I have ‘home counties’ legs used to gentle hills rather than steep gradients. So, for my first sortie into the Lake District, I picked a short break with HF Holidays who offer a choice of daily walks, graded by ascent as well as length.
Getting the gear
Without good footwear, your holiday will grind to a halt after the first walk. So, avoid wearing a brand new pair of boots on holiday. Wear them in first around the house and on a few test rambles. All-purpose walking trainers are usually fine for low-level rambling, but you’ll appreciate a boot with ankle support on uneven surfaces.
Invest in some good socks too, with shaping and strategic padding to guard against blisters. But still keep blister plasters in your rucksack – you really can’t be too well prepared!
If you haven’t bought outdoor gear for a while, ask advice from the experts. You will be amazed at the lightweight but sturdy fabrics available today for boots, clothing and rucksacks.
I don’t normally walk with walking poles round my local field tracks, but always take one on steeper trails. The Hadrian’s Wall footpath crosses gently undulating farmland for much of the way, but we hit the craggy central section on a damp day and the support from my ‘third leg’ on rocky steps was invaluable.
If you need to wear reading glasses for maps, do pack a spare pair with your waterproof and sunglasses. Look after your eyes and feet, and the walk will look after itself!
Ready to plan your next adventure? Why not take a look at our top 50 most beautiful places in the UK.

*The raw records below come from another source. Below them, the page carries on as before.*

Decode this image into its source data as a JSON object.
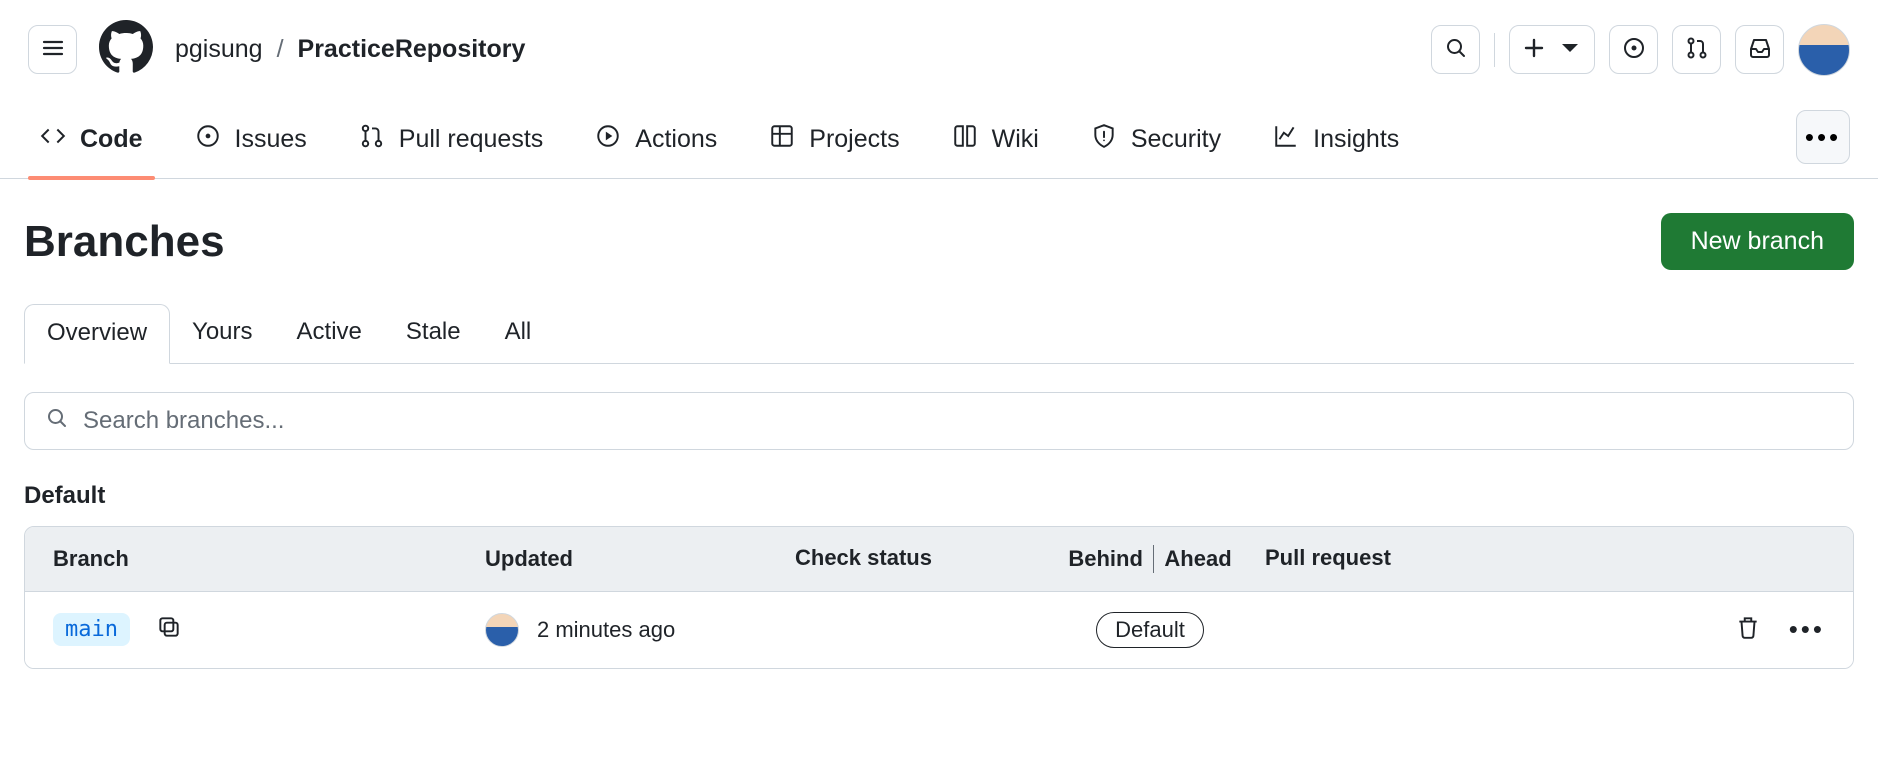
{
  "header": {
    "owner": "pgisung",
    "separator": "/",
    "repo": "PracticeRepository"
  },
  "repo_nav": {
    "code": "Code",
    "issues": "Issues",
    "pulls": "Pull requests",
    "actions": "Actions",
    "projects": "Projects",
    "wiki": "Wiki",
    "security": "Security",
    "insights": "Insights"
  },
  "page": {
    "title": "Branches",
    "new_branch": "New branch",
    "tabs": {
      "overview": "Overview",
      "yours": "Yours",
      "active": "Active",
      "stale": "Stale",
      "all": "All"
    },
    "search_placeholder": "Search branches...",
    "section_default": "Default"
  },
  "table": {
    "headers": {
      "branch": "Branch",
      "updated": "Updated",
      "check": "Check status",
      "behind": "Behind",
      "ahead": "Ahead",
      "pr": "Pull request"
    },
    "rows": [
      {
        "name": "main",
        "updated": "2 minutes ago",
        "badge": "Default"
      }
    ]
  }
}
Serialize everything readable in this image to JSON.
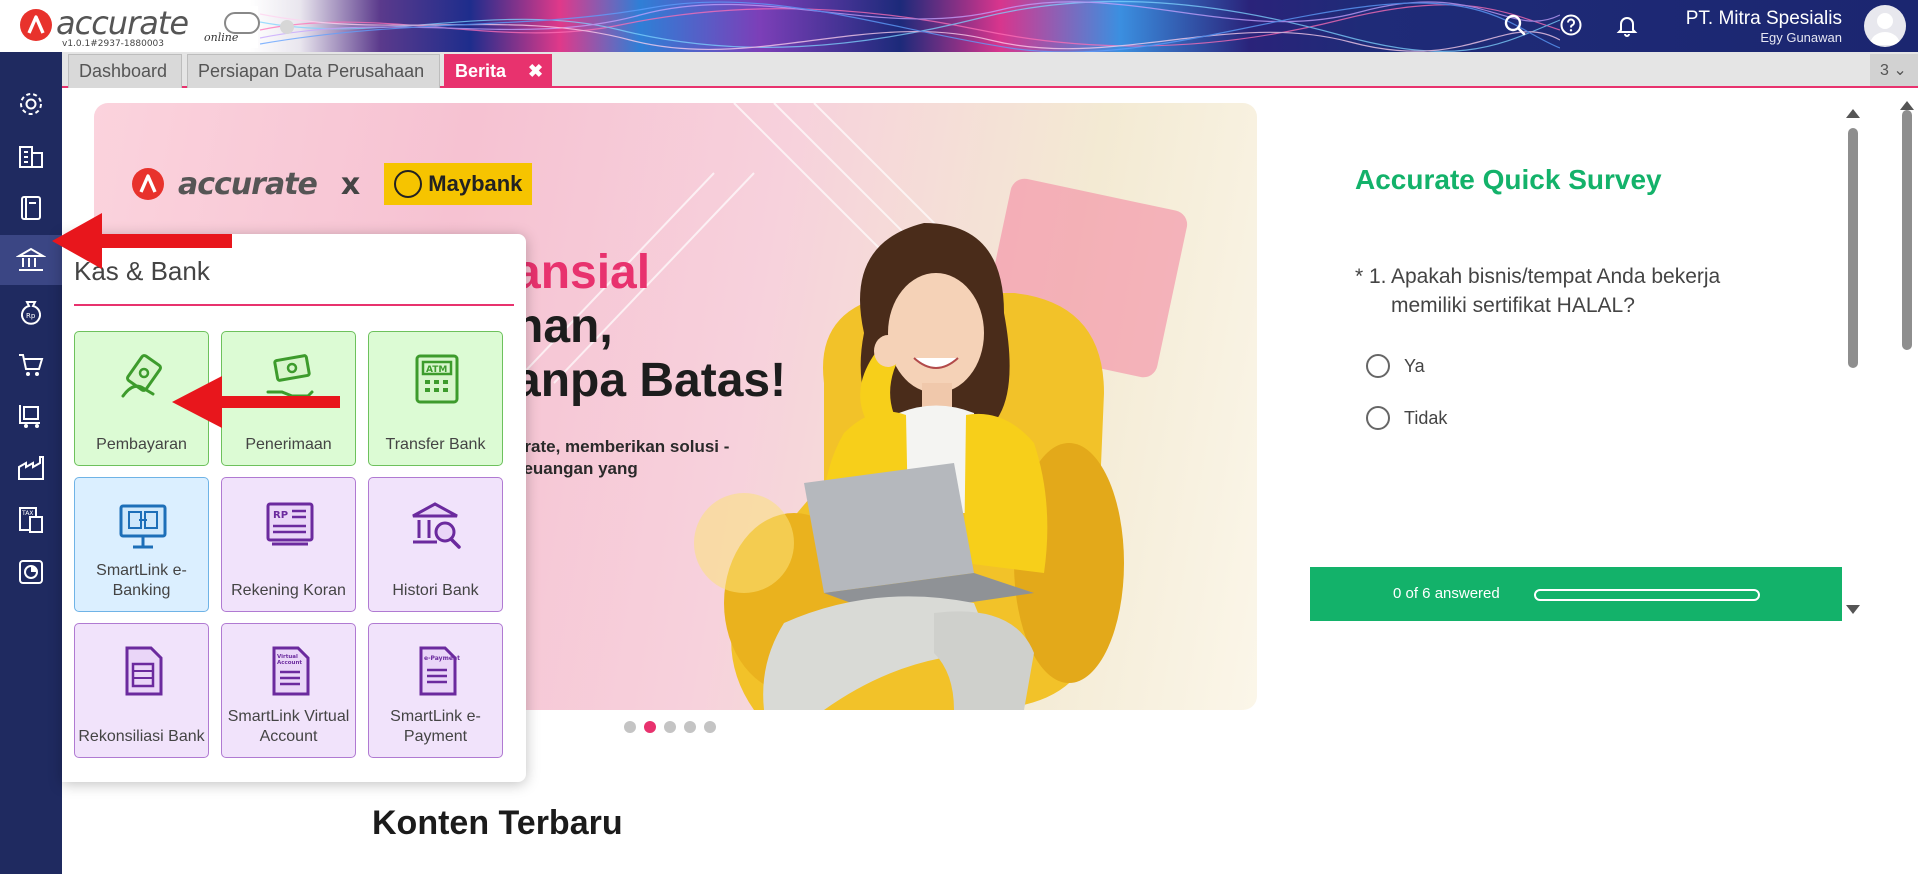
{
  "app": {
    "logo_word": "accurate",
    "logo_online": "online",
    "version": "v1.0.1#2937-1880003"
  },
  "header": {
    "company_name": "PT. Mitra Spesialis",
    "user_name": "Egy Gunawan",
    "icons": [
      "search-icon",
      "help-icon",
      "bell-icon"
    ]
  },
  "sidebar": {
    "items": [
      {
        "icon": "gear-icon"
      },
      {
        "icon": "building-icon"
      },
      {
        "icon": "book-icon"
      },
      {
        "icon": "bank-icon",
        "active": true
      },
      {
        "icon": "money-bag-icon"
      },
      {
        "icon": "cart-icon"
      },
      {
        "icon": "trolley-icon"
      },
      {
        "icon": "factory-icon"
      },
      {
        "icon": "tax-icon"
      },
      {
        "icon": "report-icon"
      }
    ]
  },
  "tabs": {
    "items": [
      {
        "label": "Dashboard"
      },
      {
        "label": "Persiapan Data Perusahaan"
      },
      {
        "label": "Berita",
        "active": true
      }
    ],
    "close_glyph": "✖",
    "count": "3 ⌄"
  },
  "banner": {
    "brand": "accurate",
    "x": "x",
    "partner": "Maybank",
    "line1": "ansial",
    "line2": "nan,",
    "line3": "anpa Batas!",
    "subtext": "urate, memberikan solusi -keuangan yang",
    "carousel_active_index": 1,
    "carousel_count": 5
  },
  "survey": {
    "title": "Accurate Quick Survey",
    "question_number": "* 1.",
    "question": "Apakah bisnis/tempat Anda bekerja memiliki sertifikat HALAL?",
    "options": [
      "Ya",
      "Tidak"
    ],
    "progress_text": "0 of 6 answered",
    "progress_fraction": 0
  },
  "content": {
    "heading": "Konten Terbaru"
  },
  "popup": {
    "title": "Kas & Bank",
    "tiles": [
      {
        "label": "Pembayaran",
        "icon": "payment-icon",
        "color": "green"
      },
      {
        "label": "Penerimaan",
        "icon": "receipt-money-icon",
        "color": "green"
      },
      {
        "label": "Transfer Bank",
        "icon": "atm-icon",
        "color": "green"
      },
      {
        "label": "SmartLink e-Banking",
        "icon": "ebanking-icon",
        "color": "blue"
      },
      {
        "label": "Rekening Koran",
        "icon": "bank-statement-icon",
        "color": "purple"
      },
      {
        "label": "Histori Bank",
        "icon": "bank-history-icon",
        "color": "purple"
      },
      {
        "label": "Rekonsiliasi Bank",
        "icon": "reconcile-icon",
        "color": "purple"
      },
      {
        "label": "SmartLink Virtual Account",
        "icon": "virtual-account-icon",
        "color": "purple"
      },
      {
        "label": "SmartLink e-Payment",
        "icon": "epayment-icon",
        "color": "purple"
      }
    ]
  },
  "colors": {
    "accent": "#e8326e",
    "sidebar": "#1f2a60",
    "survey_green": "#13b26a",
    "annotation_red": "#e8161c"
  }
}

If you’re taking a holiday on foot, remember your travel insurance that covers walking activities.